typename #7: Optional. Although it satisfies all the three rules above, the name C<long>::A isn’t dependent on any of R’s template parameters.

Disambiguation using template

A dependent qualified name may denote a template, or more specifically, a member template. These cases are rare, but they warrant your attention because of the unusual syntax that’s needed for disambiguation.

The following example shows when template is needed for disambiguation:

template <class T, class Alloc=std::allocator<T>>

class List
{
 struct Node {
 //...
};
 typedef A::rebind<Node>::other Node_allocator; //compilation error
};

There two problems for the compiler here. The qualified name rebind is assumed to be a nontype rather than a template. Since rebind is considered as an object, the < symbol is treated as the less-than sign, not as a template parameter indicator. This isn’t all, though. Even if the compiler were informed that rebind is a template name, another parsing error would occur when the name other is parsed because the compiler assumes here too that other is a nontype. To disambiguate this expression, both typename and template are needed:

 typedef typename A::template rebind<Node>::other Node_allocator; //OK

This declaration is parsed correctly now. The prefix template instructs the compiler that rebind is a template. Consequently, the compiler now understands that the angle brackets denote a template parameter. The use of typename instructs the compiler that the name other is a type.

The template keyword may also be used after the -> and . operators. Generally speaking, template is used when a dependent name appears before a qualifying operator (::, ->, .), and a template-id appears after the qualifying operator. Recall that a template-id is a template name followed by template arguments in angle brackets. Look at another example:

m. template D<T>::func();
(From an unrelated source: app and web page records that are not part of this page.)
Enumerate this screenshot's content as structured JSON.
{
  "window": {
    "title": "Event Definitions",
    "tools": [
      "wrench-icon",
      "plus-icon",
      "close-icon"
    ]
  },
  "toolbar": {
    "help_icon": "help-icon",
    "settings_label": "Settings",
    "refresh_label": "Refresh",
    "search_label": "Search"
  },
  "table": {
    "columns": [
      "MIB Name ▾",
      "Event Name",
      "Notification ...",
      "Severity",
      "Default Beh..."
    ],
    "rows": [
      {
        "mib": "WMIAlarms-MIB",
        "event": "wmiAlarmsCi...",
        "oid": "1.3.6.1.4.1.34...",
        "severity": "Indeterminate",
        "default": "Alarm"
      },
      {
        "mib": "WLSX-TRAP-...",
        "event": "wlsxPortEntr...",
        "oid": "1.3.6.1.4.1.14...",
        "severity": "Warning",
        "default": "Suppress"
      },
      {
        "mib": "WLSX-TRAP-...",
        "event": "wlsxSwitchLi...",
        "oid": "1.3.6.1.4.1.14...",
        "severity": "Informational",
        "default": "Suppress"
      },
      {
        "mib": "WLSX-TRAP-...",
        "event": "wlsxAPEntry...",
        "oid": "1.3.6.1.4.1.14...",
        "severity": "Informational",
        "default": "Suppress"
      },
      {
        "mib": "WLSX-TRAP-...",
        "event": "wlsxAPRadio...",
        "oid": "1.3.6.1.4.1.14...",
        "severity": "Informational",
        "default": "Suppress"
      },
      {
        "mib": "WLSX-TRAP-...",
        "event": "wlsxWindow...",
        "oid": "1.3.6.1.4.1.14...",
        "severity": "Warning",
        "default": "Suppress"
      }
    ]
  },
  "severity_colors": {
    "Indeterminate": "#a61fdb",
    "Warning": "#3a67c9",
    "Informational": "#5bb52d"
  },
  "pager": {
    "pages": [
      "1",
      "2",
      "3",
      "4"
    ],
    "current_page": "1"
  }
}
Even without looking at the definition of D, you can tell that D<T> is a member template of m, that m is a dependent name, and that func is a nontype declared inside the template D.

In conclusion

Compilers are required to fully parse template definitions immediately. To enable that, the compiler must know whether a name used in a template is dependent on the template parameter(s) or not. If the name doesn’t depend on a template parameter, it is said to be nondependent and it is resolved at the point of definition. If the name is dependent and qualified, the compiler assumes that that name denotes a nontype. To override this default behavior, the programmer must use typename and template to indicate a type or a template, respectively.